Yes, some cartoons are for kids – and they’re big business.
Any self-respecting comic fan would scoff at the idea that comics are no longer just for children. But any self-respecting comic fan has to admit that there are some great kids comics – especially now.
Before leaving San Diego this week, I signed with my fourth grade teacher in Philadelphia, Lucy Strother, whose students only liked comics. “We love comic books and graphic novels in the library because children are so obsessed with comics and graphic novels that it’s always empty,” she said.
Graphic novels are an important way for children to get used to reading longer chapter books and more mature ideas, says Strother. And for her students, there is a writer who is supreme. “The queen of my classroom is Raina Telgemeier.”
“My name means queen,” said teljemer, laughing. She’s now at Comic-Con, and she’s meeting young readers.
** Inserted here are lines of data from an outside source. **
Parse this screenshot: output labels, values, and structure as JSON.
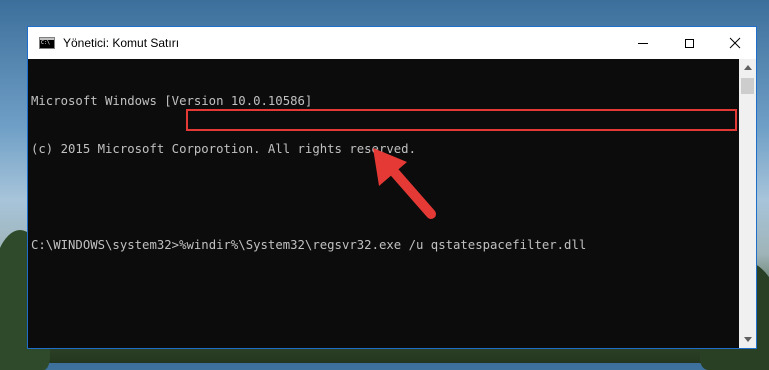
{
  "window": {
    "title": "Yönetici: Komut Satırı",
    "icon": "cmd-icon"
  },
  "controls": {
    "minimize": "minimize-icon",
    "maximize": "maximize-icon",
    "close": "close-icon"
  },
  "console": {
    "lines": [
      "Microsoft Windows [Version 10.0.10586]",
      "(c) 2015 Microsoft Corporotion. All rights reserved.",
      ""
    ],
    "prompt": "C:\\WINDOWS\\system32>",
    "command": "%windir%\\System32\\regsvr32.exe /u qstatespacefilter.dll"
  },
  "colors": {
    "console_bg": "#0c0c0c",
    "console_text": "#c0c0c0",
    "highlight": "#e53935",
    "window_border": "#1e6fc9"
  }
}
Her latest graphic novel, “ghost,” is a tender and lovely story for middle-aged readers, about a girl who is the same as her sister’s illness.
“Comics are good for many different types of readers,” she says. “Children who have never finished a book before can get a graphic novel, complete it in an hour, feel empowered, and have never had that experience before, and they’ve done something.
Telgemeier says she has drawn cartoons for former children, more people than newspaper strips, and DC and Marvel’s superhero comics. At first, she had to publish it herself. “When I started publishing, the top five book publishers weren’t really on the list,” she says. “My job doesn’t fit anywhere. I don’t know what I’m going to do.”
But, although there are no big publishers, Telgemeier says children still need their comic books. She remembers voracious young readers reading the crowded aisles of large chains of Japanese imported comics. She eventually found a home in Scholastic, one of the first major publishers to have a place in graphic novels. Now, children’s cartoons are big business.
Mark Siegel is the editor and creative director of the first book of macmillan’s graphic novels. The first booth is bustling with books for young readers – some of the youngest.
“Some of them are silent, I have a is almost silent Ben hart’s small robot, and then we began from the first second time early a click is by Sara Varon Ro bot Dreams, this is a story of a silent dog and robots”.
Siegel says business is booming. “We have just jumped from 23 young champions to 40 young champions, and so far we have not reached the limits of this market.
It is made up of shea, yancerabat, monica Kubina and the wellan river.
For kids who like superhero comics, big guys are listening. Jim Lee is the publisher of DC Entertainment; Their SuperHero series of graphic novels had girls is a huge, unexpected blow. “It gives us confidence and a foundation to be fundamentally a young reader,” he said.
‘this will require some significant changes in the business of the DC,’ Mr. Lee said. The company is trying to attract more diverse writers to create books around DC characters. Instead of focusing on selling a single problem to a comic book store, they had to start thinking about showing the books to the children. It’s a big business. “For almost 20 years in Washington, I’ve never seen a company as busy as it was last year.”
And I’ve never seen a lot of kids this year – especially little girls – in animation companies. Nine-year-old Kayla Miller is with her family. She dressed up as a video game character, but she said she liked reading: “chapter books, graphic novels, Japanese manga,” and her favorite was spiderman. She likes the multiverse and the story.
So let’s take a break – some cartoons are for kids. Just not everyone.